"But as you can see -- I'm still standing, waiting for the bus to come"

"So you're late?" I asked.

A great smile split his face as he described just the start of today's challenges.

"I'm late already!"

In Lagos, you can work, you can see money.
--Damola Oye
RELATED TOPICS
  • Lagos
  • Nigeria
  • West Africa

Lagos state government estimates over 6,000 people come to Lagos every day in search of work.

But it's a city overwhelmed by the challenges of massive overpopulation, collapsed infrastructure and widespread unemployment.

However, whatever the challenges -- it is a city driven by the promise of making money.

"No matter what happens, if you enter Lagos, you will make it!" exclaimed another commuter, engineer Patrick Rock.

Lagos is the commercial capital of West Africa, boasting the region's biggest port, banks and markets. And just as the goods imported and sold here support businesses across the region -- so too does the money.

"Everything I do in this world is from this shop," said Austin Nwachukwu, pointing to his small cloth shop. "I cater for my brothers, sisters, mum, dad, everybody -- they live on this shop."

The city is one of contrasts. Fisherman in dug-out canoes can be seen alongside billionaires with million-dollar speedboats.
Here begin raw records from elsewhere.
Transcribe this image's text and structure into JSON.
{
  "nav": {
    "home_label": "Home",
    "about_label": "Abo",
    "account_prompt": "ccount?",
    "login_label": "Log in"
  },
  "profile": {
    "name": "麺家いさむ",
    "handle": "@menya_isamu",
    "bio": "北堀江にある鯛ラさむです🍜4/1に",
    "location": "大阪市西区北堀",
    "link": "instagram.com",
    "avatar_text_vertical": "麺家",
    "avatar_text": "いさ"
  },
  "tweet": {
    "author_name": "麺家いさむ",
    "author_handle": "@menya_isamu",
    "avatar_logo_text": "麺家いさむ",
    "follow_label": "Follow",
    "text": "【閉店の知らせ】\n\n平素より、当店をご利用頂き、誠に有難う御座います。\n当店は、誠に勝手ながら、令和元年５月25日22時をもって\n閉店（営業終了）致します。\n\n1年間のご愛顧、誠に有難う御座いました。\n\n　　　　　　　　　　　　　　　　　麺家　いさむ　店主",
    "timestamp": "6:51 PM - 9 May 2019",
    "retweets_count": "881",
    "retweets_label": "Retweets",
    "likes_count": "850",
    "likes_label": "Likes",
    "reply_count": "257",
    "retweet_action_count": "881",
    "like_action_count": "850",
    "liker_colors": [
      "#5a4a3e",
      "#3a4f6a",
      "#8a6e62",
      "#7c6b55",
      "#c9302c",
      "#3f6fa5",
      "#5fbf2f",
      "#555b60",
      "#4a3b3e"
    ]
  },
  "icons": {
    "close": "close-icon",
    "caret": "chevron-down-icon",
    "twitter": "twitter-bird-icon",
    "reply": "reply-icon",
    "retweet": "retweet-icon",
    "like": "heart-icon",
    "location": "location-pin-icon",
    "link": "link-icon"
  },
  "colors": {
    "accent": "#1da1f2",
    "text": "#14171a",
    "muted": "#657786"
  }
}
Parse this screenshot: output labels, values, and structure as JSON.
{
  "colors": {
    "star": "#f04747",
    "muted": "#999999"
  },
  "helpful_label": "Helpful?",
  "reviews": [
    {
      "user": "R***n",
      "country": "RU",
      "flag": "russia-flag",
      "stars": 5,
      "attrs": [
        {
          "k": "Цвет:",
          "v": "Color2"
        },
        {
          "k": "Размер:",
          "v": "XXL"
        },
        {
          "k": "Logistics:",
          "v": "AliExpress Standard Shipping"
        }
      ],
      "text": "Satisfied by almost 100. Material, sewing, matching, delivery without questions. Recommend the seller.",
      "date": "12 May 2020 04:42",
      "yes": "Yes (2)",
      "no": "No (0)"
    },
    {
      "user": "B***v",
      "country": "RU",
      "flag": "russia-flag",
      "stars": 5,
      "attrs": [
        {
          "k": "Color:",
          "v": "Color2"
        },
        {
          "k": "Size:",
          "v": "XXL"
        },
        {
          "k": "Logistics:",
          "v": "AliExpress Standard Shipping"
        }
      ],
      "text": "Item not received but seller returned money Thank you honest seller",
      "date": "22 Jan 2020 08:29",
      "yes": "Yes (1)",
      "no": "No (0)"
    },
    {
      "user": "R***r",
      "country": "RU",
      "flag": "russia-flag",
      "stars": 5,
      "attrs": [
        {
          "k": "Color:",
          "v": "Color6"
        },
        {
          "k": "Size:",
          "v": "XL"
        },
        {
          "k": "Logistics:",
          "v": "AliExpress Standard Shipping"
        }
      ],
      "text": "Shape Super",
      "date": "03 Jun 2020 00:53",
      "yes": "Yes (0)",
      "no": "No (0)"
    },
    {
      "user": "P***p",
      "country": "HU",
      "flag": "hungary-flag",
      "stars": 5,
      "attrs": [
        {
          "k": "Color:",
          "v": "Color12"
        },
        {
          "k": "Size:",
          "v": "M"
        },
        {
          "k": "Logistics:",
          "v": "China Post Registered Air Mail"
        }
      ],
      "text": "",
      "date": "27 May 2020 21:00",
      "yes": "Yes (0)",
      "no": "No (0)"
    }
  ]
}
Wooden shacks built on stilts are overshadowed by tower blocks that cost $800 a square meter to rent -- and you have to pay three years rent in advance.

Outside his small home constructed of wooden planks and covered by a corrugated iron roof, Damola Oye, a young student, described his hopes.

"Every one of us comes to Lagos to come and make it -- to achieve it," he explained.

If you stay in the village there is a lack of capital and education, he said. But "in Lagos, you can work, you can see money."

In the big city, no dream is too big.